**ACTIVITY**
Where does the word "snippet" show up in the records? Copy every line that has it.

**SOURCE DATA**
----------

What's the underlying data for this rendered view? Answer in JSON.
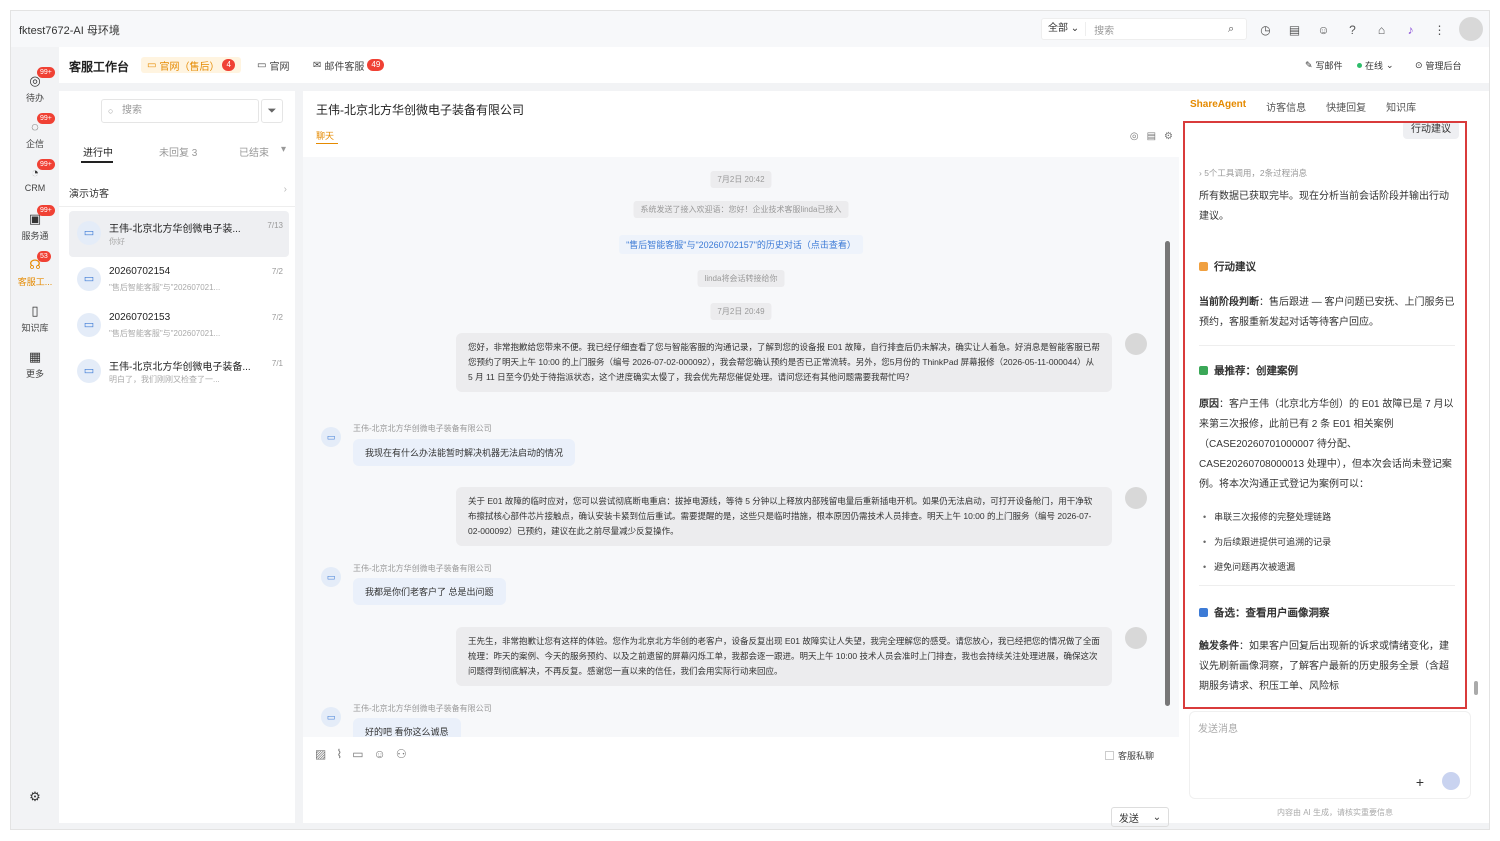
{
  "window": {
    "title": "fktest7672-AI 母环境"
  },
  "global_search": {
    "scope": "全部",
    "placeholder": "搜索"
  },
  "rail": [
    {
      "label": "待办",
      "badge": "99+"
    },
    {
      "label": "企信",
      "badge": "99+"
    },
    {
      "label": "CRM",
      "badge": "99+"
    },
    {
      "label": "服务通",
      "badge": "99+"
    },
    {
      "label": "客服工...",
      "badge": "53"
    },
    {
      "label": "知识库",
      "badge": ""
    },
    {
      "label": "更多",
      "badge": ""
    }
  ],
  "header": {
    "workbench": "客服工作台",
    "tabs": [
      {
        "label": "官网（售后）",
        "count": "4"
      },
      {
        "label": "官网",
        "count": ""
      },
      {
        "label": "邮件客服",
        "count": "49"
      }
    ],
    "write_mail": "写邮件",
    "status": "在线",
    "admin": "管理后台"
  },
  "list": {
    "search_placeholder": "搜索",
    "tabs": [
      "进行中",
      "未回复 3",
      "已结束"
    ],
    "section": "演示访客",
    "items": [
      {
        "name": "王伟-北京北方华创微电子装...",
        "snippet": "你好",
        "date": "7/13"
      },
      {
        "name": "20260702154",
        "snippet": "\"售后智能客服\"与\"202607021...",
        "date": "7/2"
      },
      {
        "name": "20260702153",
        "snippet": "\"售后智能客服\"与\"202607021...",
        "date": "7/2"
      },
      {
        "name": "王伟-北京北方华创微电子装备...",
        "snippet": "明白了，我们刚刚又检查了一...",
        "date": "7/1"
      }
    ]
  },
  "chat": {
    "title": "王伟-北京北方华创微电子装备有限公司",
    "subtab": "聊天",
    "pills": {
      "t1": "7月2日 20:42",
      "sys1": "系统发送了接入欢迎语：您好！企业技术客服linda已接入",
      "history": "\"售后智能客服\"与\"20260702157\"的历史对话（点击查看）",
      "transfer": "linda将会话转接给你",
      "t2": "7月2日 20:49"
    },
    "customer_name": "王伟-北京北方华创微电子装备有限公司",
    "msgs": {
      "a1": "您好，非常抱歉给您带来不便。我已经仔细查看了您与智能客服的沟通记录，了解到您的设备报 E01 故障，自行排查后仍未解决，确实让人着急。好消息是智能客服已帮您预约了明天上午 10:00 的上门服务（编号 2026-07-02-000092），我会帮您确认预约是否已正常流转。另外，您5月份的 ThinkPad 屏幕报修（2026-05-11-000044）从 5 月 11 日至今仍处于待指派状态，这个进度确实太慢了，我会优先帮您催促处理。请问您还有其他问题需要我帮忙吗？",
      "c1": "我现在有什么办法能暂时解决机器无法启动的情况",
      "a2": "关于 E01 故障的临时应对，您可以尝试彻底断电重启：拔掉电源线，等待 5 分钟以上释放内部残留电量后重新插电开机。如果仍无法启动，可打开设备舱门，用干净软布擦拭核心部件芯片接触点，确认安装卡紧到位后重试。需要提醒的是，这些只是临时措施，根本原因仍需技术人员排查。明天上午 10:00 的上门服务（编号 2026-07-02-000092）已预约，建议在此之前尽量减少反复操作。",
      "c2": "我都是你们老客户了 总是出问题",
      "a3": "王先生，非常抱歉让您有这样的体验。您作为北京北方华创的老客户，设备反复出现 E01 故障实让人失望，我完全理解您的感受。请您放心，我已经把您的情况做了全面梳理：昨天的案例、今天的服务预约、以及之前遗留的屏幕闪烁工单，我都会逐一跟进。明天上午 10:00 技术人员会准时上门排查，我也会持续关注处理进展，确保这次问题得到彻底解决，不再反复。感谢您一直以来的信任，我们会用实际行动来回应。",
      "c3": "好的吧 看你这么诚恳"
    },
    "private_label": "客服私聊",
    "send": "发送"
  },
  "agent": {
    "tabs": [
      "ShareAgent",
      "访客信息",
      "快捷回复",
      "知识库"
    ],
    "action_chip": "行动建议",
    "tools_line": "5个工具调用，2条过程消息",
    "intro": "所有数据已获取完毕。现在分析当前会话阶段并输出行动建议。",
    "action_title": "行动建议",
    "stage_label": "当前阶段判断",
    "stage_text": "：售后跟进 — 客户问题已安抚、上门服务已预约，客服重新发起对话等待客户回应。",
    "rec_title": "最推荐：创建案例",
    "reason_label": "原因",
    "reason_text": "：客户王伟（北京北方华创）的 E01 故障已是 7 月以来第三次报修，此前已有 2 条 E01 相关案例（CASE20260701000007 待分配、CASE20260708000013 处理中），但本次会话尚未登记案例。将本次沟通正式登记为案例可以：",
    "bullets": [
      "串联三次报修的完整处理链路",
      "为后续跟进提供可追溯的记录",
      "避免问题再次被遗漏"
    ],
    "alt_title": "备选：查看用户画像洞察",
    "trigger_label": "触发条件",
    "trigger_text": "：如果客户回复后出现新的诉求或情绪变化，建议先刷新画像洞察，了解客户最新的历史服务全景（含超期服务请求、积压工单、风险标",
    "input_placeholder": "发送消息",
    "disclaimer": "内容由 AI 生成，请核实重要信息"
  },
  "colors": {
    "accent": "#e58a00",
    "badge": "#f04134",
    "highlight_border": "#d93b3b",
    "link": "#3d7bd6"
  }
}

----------

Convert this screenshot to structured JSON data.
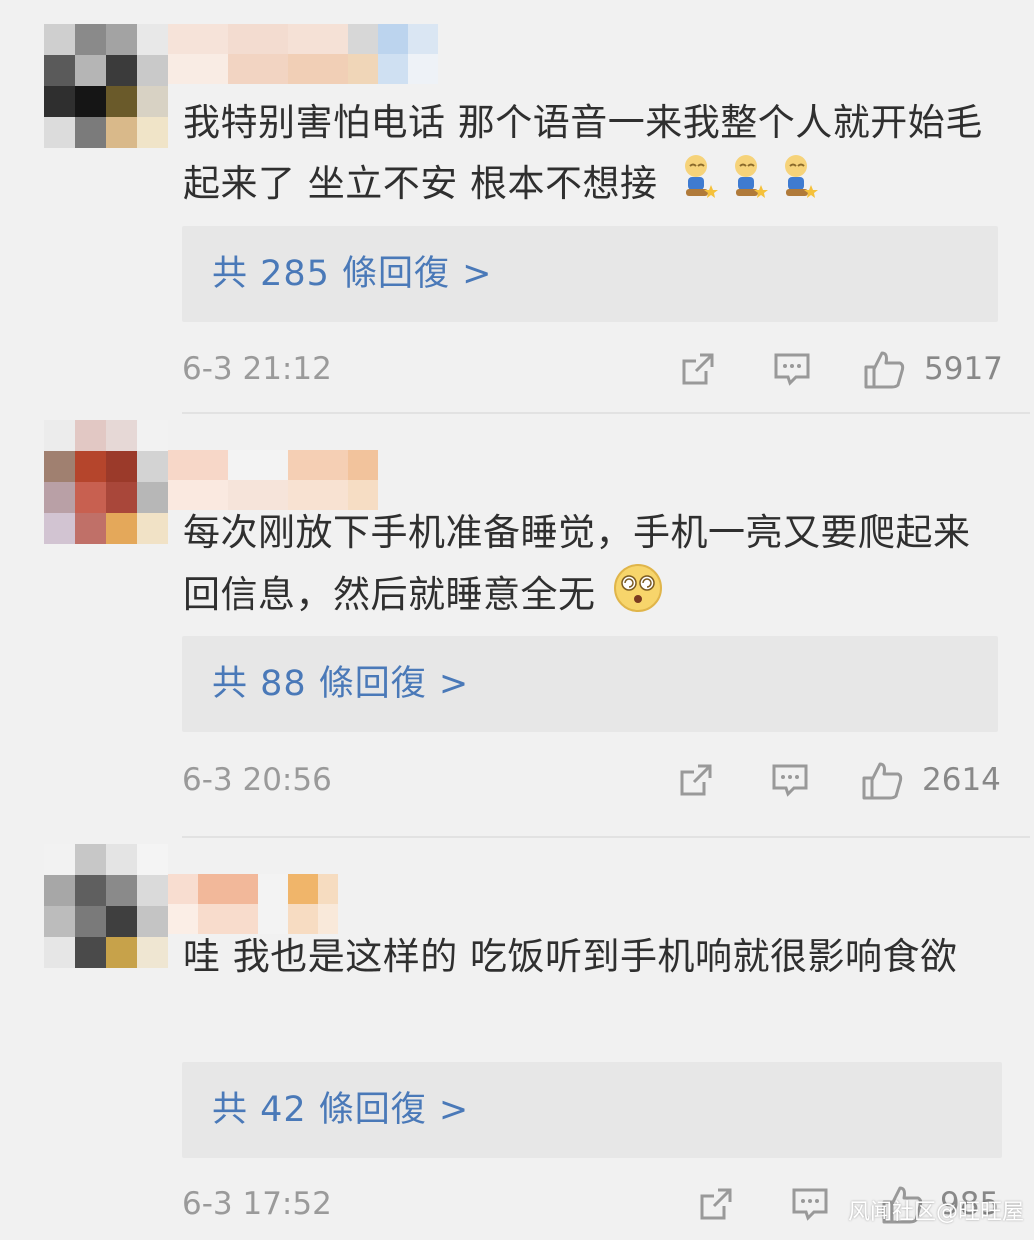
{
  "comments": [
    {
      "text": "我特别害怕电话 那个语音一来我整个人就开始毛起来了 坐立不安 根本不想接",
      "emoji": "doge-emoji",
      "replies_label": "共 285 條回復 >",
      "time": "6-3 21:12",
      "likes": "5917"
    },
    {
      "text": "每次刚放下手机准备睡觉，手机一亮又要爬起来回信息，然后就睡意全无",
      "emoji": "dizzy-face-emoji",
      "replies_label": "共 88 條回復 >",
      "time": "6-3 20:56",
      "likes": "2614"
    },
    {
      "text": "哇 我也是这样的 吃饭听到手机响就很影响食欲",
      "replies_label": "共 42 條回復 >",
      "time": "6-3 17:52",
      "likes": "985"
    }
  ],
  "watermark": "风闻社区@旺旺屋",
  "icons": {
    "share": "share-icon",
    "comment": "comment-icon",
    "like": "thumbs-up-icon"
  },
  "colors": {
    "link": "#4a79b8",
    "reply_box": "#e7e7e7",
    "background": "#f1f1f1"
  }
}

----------

**OUTPUT FOR THIS TASK**
        "snippet": "你好",
        "snippet": "\"售后智能客服\"与\"202607021...",
        "snippet": "\"售后智能客服\"与\"202607021...",
        "snippet": "明白了，我们刚刚又检查了一...",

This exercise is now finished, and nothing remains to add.